  • CPU/RAM: HCP for cloud scale can partition the usage of these resources, but an instance can still exhaust these resources.
  • Network: HCP for cloud scale cannot control usage of network resources.
  • Disk space: HCP for cloud scale cannot control usage of disk space. One service might consume all the free space and thus affect other services. This is most likely to happen with the Metadata Gateway and Message Queue services, but all stateful services consume disk space.

Second, consider the impact of running product services on master instances:

  • When scaling product services across master instances, you must take into account the resources (CPU, memory, etc.) already consumed there by system services.
  • If product services run into an issue, resolution could require restarting services (including system services) or even restarting the host (operating system). This can affect system services and thus the operation of the entire site.
  • When designing a solution, consider hardware failures and other causes of outages. If you plan to use the master instances for product services, ensure there are enough instances (nodes) that the cluster will still be able to manage both existing objects and the anticipated throughput (addition and deletion) of objects if one or even two hosts fail.

Resource impact of stateful and stateless services

You should consider the differing impacts of stateful and stateless services on resource consumption when planning how to scale system and worker service instances across your HCP for cloud scale system.

A stateful service is a service that permanently saves data to disk. Any data that is stored by a stateful service is critical for the operation of the system and the integrity of customer data, so all data that is stored by a stateful service is protected by having three identical copies. Each copy of the data resides on a different instance (node). Each instance of a stateful service runs on a different physical instance.

Stateful services are also persistent. A persistent service runs on a specific instance (node) that you designate. If an instance of a persistent service fails, HCP for cloud scale restarts the instance on the same node. (In other words, HCP for cloud scale does not automatically bring up a new stateful service instance on a different node.)

Because every stateful service is also persistent, a failure or even a planned outage of an instance (node) affects the copy of the data of all stateful service instances that had been running on this instance (node). For more information refer to Service failure recovery and Scaling Metadata Gateway instances.

Also, stateful services typically require more computing power to process, store, and read the data on disk securely, efficiently, and with high performance.

A stateless service is a service that does not save data to disk. Stateless services are usually also floating. A floating service can run on any node assigned to a pool of instances associated with the floating service. If an instance of a floating service fails, HCP for cloud scale restarts the instance on any node in the instance pool. Therefore, stateless floating service instances have less resource impact, and are typically easier to manage and recover, than stateful persistent service instances.

The impact of stateful and stateless services is as follows:

  • The number of floating/stateless services affects the speed of operations. If there are too few of them operations slow down.
  • The number of persistent/stateful services affects both the speed of operations and availability.
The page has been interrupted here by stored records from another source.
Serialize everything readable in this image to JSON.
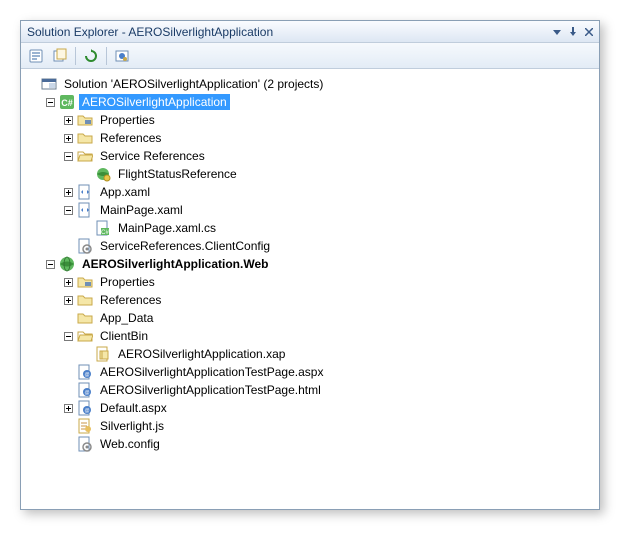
{
  "titlebar": {
    "text": "Solution Explorer - AEROSilverlightApplication"
  },
  "tree": {
    "solution": "Solution 'AEROSilverlightApplication' (2 projects)",
    "p1": {
      "name": "AEROSilverlightApplication",
      "properties": "Properties",
      "references": "References",
      "service_refs": "Service References",
      "flight_status": "FlightStatusReference",
      "app_xaml": "App.xaml",
      "mainpage": "MainPage.xaml",
      "mainpage_cs": "MainPage.xaml.cs",
      "svc_config": "ServiceReferences.ClientConfig"
    },
    "p2": {
      "name": "AEROSilverlightApplication.Web",
      "properties": "Properties",
      "references": "References",
      "app_data": "App_Data",
      "clientbin": "ClientBin",
      "xap": "AEROSilverlightApplication.xap",
      "test_aspx": "AEROSilverlightApplicationTestPage.aspx",
      "test_html": "AEROSilverlightApplicationTestPage.html",
      "default_aspx": "Default.aspx",
      "silverlight_js": "Silverlight.js",
      "web_config": "Web.config"
    }
  }
}
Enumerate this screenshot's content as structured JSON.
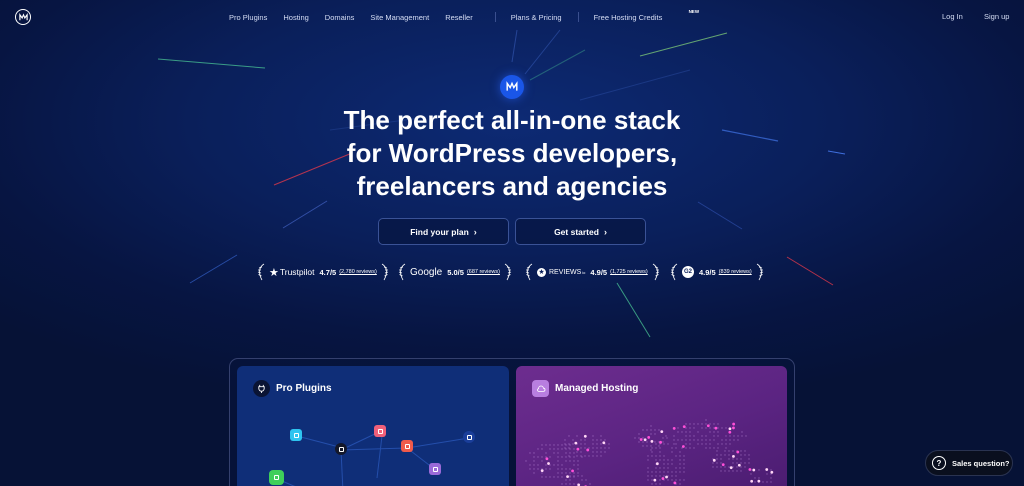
{
  "nav": {
    "links": [
      "Pro Plugins",
      "Hosting",
      "Domains",
      "Site Management",
      "Reseller",
      "Plans & Pricing",
      "Free Hosting Credits"
    ],
    "new_badge": "NEW",
    "login": "Log In",
    "signup": "Sign up"
  },
  "hero": {
    "title_lines": [
      "The perfect all-in-one stack",
      "for WordPress developers,",
      "freelancers and agencies"
    ],
    "btn_plan": "Find your plan",
    "btn_start": "Get started"
  },
  "ratings": [
    {
      "brand": "Trustpilot",
      "score": "4.7/5",
      "reviews": "(2,780 reviews)"
    },
    {
      "brand": "Google",
      "score": "5.0/5",
      "reviews": "(687 reviews)"
    },
    {
      "brand": "REVIEWS",
      "brand_suffix": "io",
      "score": "4.9/5",
      "reviews": "(1,725 reviews)"
    },
    {
      "brand": "G2",
      "score": "4.9/5",
      "reviews": "(839 reviews)"
    }
  ],
  "cards": {
    "plugins_title": "Pro Plugins",
    "hosting_title": "Managed Hosting"
  },
  "sales": {
    "label": "Sales question?"
  },
  "colors": {
    "accent": "#1a56e8",
    "plugins_card": "#0f2e78",
    "hosting_card": "#6d2d8f"
  }
}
If there are too few of them operations slow down and can fail entirely.
  • Not every stateful service is critical to application-facing operations (for example, S3 operations).
  • Not every stateful service is resource intensive.
  • Not every stateless service is easy and lightweight in terms of resource usage.

The following services can be resource intensive and should be scaled across worker and master instances carefully:
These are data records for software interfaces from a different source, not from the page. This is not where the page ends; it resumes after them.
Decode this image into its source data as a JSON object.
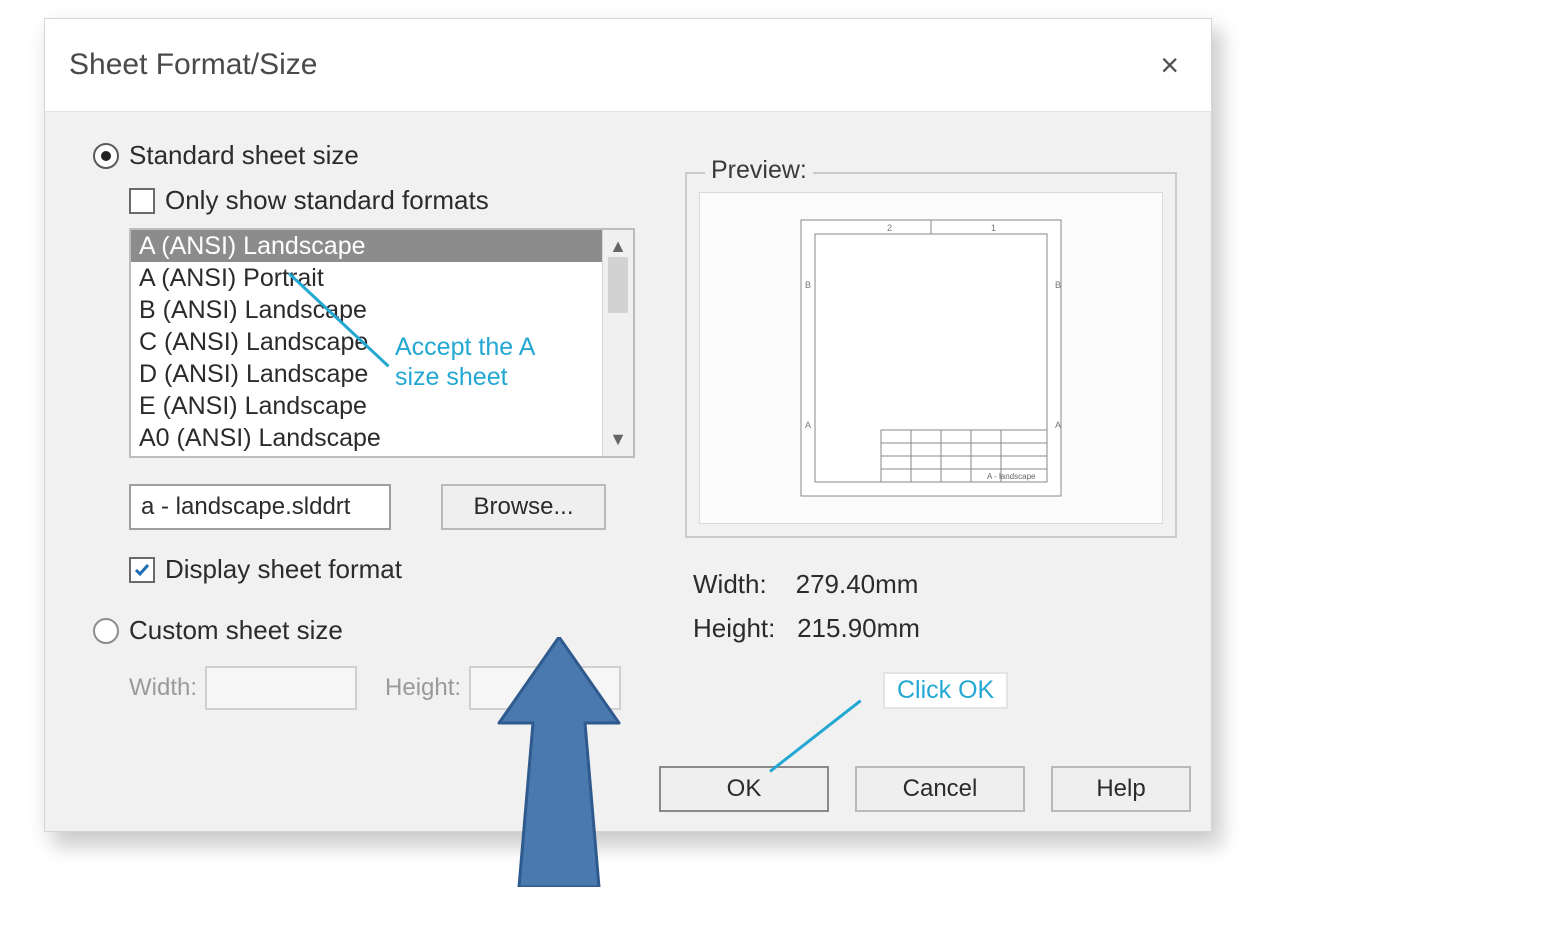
{
  "dialog": {
    "title": "Sheet Format/Size",
    "close_icon": "×"
  },
  "standard": {
    "radio_label": "Standard sheet size",
    "only_standard_label": "Only show standard formats",
    "formats": [
      "A (ANSI) Landscape",
      "A (ANSI) Portrait",
      "B (ANSI) Landscape",
      "C (ANSI) Landscape",
      "D (ANSI) Landscape",
      "E (ANSI) Landscape",
      "A0 (ANSI) Landscape"
    ],
    "selected_index": 0,
    "file_name": "a - landscape.slddrt",
    "browse_label": "Browse...",
    "display_format_label": "Display sheet format"
  },
  "custom": {
    "radio_label": "Custom sheet size",
    "width_label": "Width:",
    "height_label": "Height:"
  },
  "preview": {
    "group_label": "Preview:",
    "width_label": "Width:",
    "width_value": "279.40mm",
    "height_label": "Height:",
    "height_value": "215.90mm",
    "thumb_caption": "A - landscape"
  },
  "buttons": {
    "ok": "OK",
    "cancel": "Cancel",
    "help": "Help"
  },
  "annotations": {
    "accept_line1": "Accept the A",
    "accept_line2": "size sheet",
    "click_ok": "Click OK"
  }
}
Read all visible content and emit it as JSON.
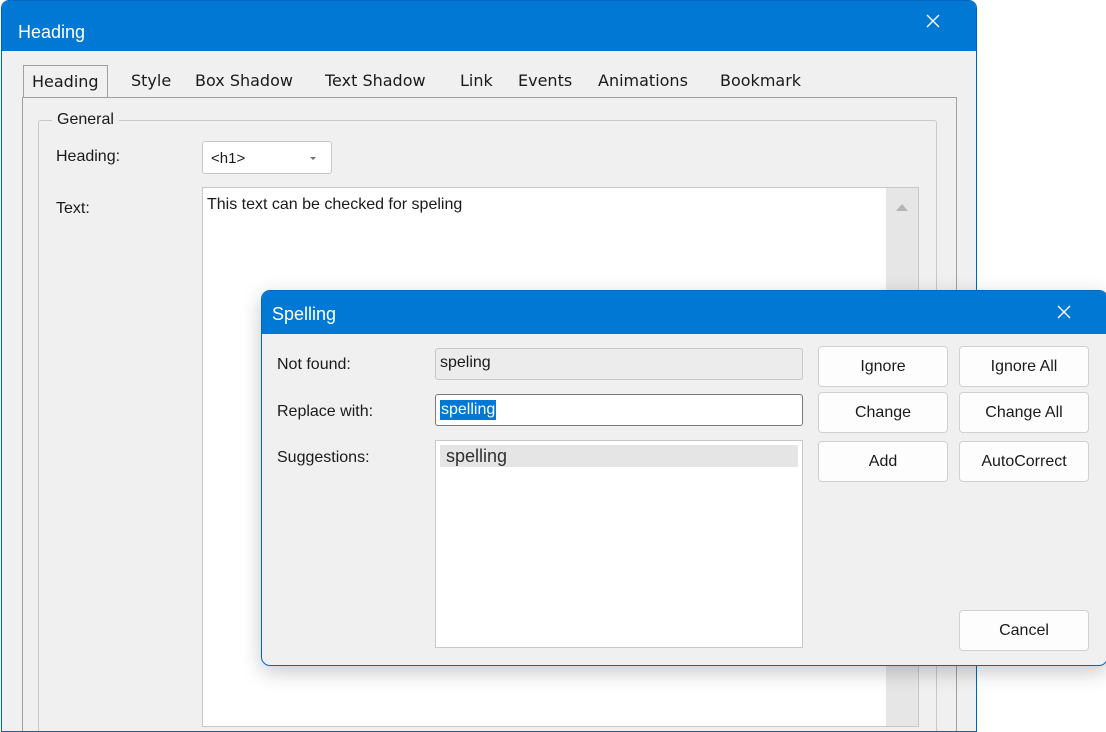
{
  "heading_window": {
    "title": "Heading",
    "tabs": [
      "Heading",
      "Style",
      "Box Shadow",
      "Text Shadow",
      "Link",
      "Events",
      "Animations",
      "Bookmark"
    ],
    "active_tab": "Heading",
    "group_label": "General",
    "heading_label": "Heading:",
    "heading_value": "<h1>",
    "text_label": "Text:",
    "text_value": "This text can be checked for speling"
  },
  "spelling_dialog": {
    "title": "Spelling",
    "not_found_label": "Not found:",
    "not_found_value": "speling",
    "replace_label": "Replace with:",
    "replace_value": "spelling",
    "suggestions_label": "Suggestions:",
    "suggestions": [
      "spelling"
    ],
    "buttons": {
      "ignore": "Ignore",
      "ignore_all": "Ignore All",
      "change": "Change",
      "change_all": "Change All",
      "add": "Add",
      "autocorrect": "AutoCorrect",
      "cancel": "Cancel"
    }
  },
  "colors": {
    "title_bar": "#0078d4",
    "window_bg": "#f0f0f0",
    "selection": "#0078d4"
  },
  "icons": [
    "close-icon",
    "dropdown-arrow-icon",
    "scroll-up-icon"
  ]
}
  • Data Lifecycle
  • Metadata Gateway
  • Message Queue
  • Mirror-In-Policy
  • Mirror-Out-Policy
  • S3 Notifications
  • S3 Gateway

Sizing and scaling models
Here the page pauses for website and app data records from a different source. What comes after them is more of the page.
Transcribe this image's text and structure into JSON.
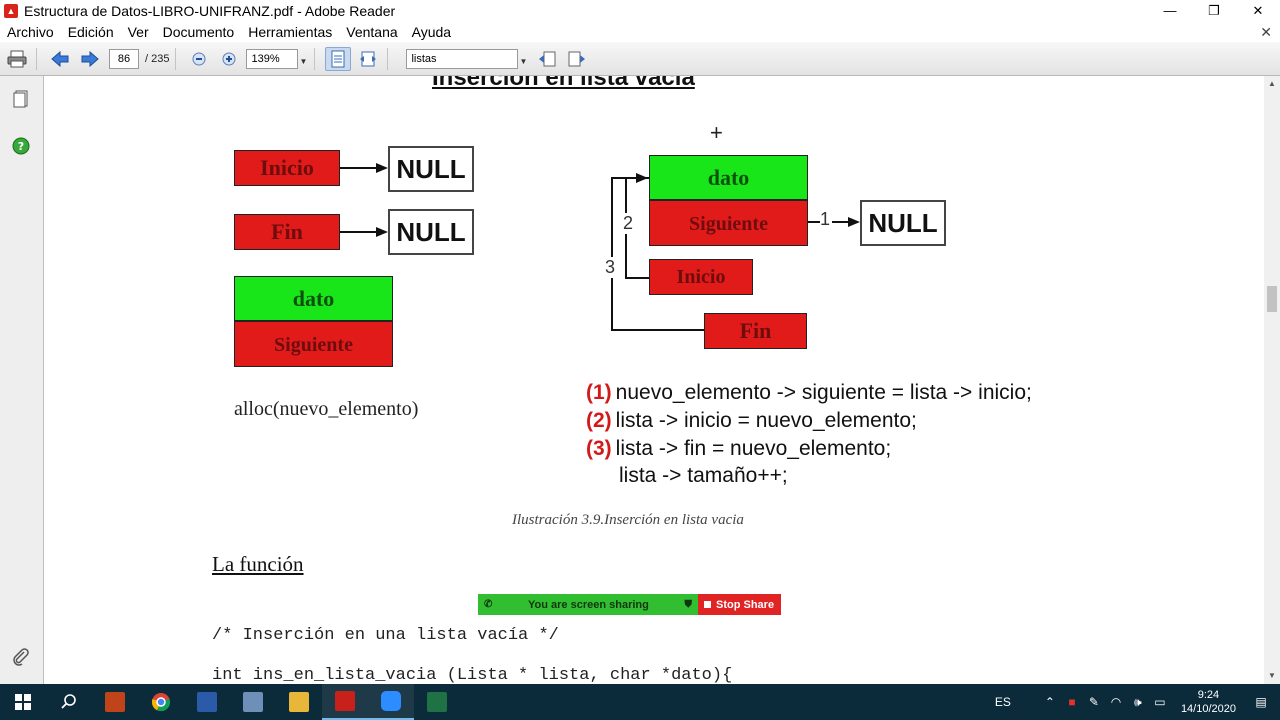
{
  "window": {
    "title": "Estructura de Datos-LIBRO-UNIFRANZ.pdf - Adobe Reader",
    "minimize": "—",
    "restore": "❐",
    "close": "✕"
  },
  "menu": {
    "items": [
      "Archivo",
      "Edición",
      "Ver",
      "Documento",
      "Herramientas",
      "Ventana",
      "Ayuda"
    ],
    "close": "✕"
  },
  "toolbar": {
    "page_current": "86",
    "page_total": "/ 235",
    "zoom": "139%",
    "search_value": "listas"
  },
  "document": {
    "heading": "Inserción en lista vacía",
    "left_diagram": {
      "inicio": "Inicio",
      "fin": "Fin",
      "null1": "NULL",
      "null2": "NULL",
      "dato": "dato",
      "siguiente": "Siguiente",
      "alloc": "alloc(nuevo_elemento)"
    },
    "right_diagram": {
      "plus": "+",
      "dato": "dato",
      "siguiente": "Siguiente",
      "null": "NULL",
      "inicio": "Inicio",
      "fin": "Fin",
      "n1": "1",
      "n2": "2",
      "n3": "3"
    },
    "code": [
      {
        "num": "(1)",
        "text": "nuevo_elemento -> siguiente = lista -> inicio;"
      },
      {
        "num": "(2)",
        "text": "lista -> inicio = nuevo_elemento;"
      },
      {
        "num": "(3)",
        "text": "lista -> fin = nuevo_elemento;"
      },
      {
        "num": "",
        "text": "lista -> tamaño++;"
      }
    ],
    "caption": "Ilustración 3.9.Inserción en lista vacia",
    "section_title": "La función",
    "code_comment": "/* Inserción en una lista vacía */",
    "code_signature": "int ins_en_lista_vacia (Lista * lista, char *dato){"
  },
  "share_banner": {
    "text": "You are screen sharing",
    "stop": "Stop Share"
  },
  "taskbar": {
    "language": "ES",
    "time": "9:24",
    "date": "14/10/2020"
  }
}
Consider the following use cases:

  • Ring buffer: Data has a short life cycle (a few weeks) and will be deleted after a certain period of time.
  • Synchronization: Buckets are configured to synchronize (mirror) data out to or in from external services.
  • Performance sensitive: The planned usage must achieve a specific level of performance (an SLA).

If your planned usage of the HCP for cloud scale system matches one of these use cases it's best to size and scale it as follows:

  • The minimum cluster size is six instances (nodes).
  • With fewer than eight instances (nodes), do not scale resource-intensive services across more than one master node.
  • With eight or more instances (nodes), do not scale resource-intensive services across any master nodes.

If, however, your planned usage of the HCP for cloud scale system does not match any of these use cases it's best to size and scale it as follows:

  • The minimum cluster size is four instances (nodes).
  • With four or five instances (nodes), do not scale resource-intensive services across more than two master nodes.
  • With 6-11 instances (nodes), do not scale resource-intensive services across more than one master node.
  • With 12 or more instances (nodes), do not scale resource-intensive services across any master nodes.

Scaling guidance of partition counts

You should monitor the partition count per node on your HCP for cloud scale system and add more nodes proactively in order to prevent them from reaching their limits. Information about partition health, including partition count per node, is displayed on the Grafana dashboards.

On the HCP for cloud scale reference hardware (DS-120), the partition count should be kept under 1500 partitions per node. Once this limit is reached, system performance may be affected.
Important: When the partition count reaches 1500 partitions per node, system stability may be affected.
You will need to add more nodes to reduce the number of partitions per node in order to keep them under 1500.

For other scenarios, such as when the nodes are running on other hardware or VMs, the limit on the number of partitions can scale accordingly for more or less powerful hardware, with the most significant factor being core count (40 on DS-120).

In addition to being made available on the Grafana dashboards, the partition count per node is also viewable as a Prometheus metric: mcs_partitions_per_instance.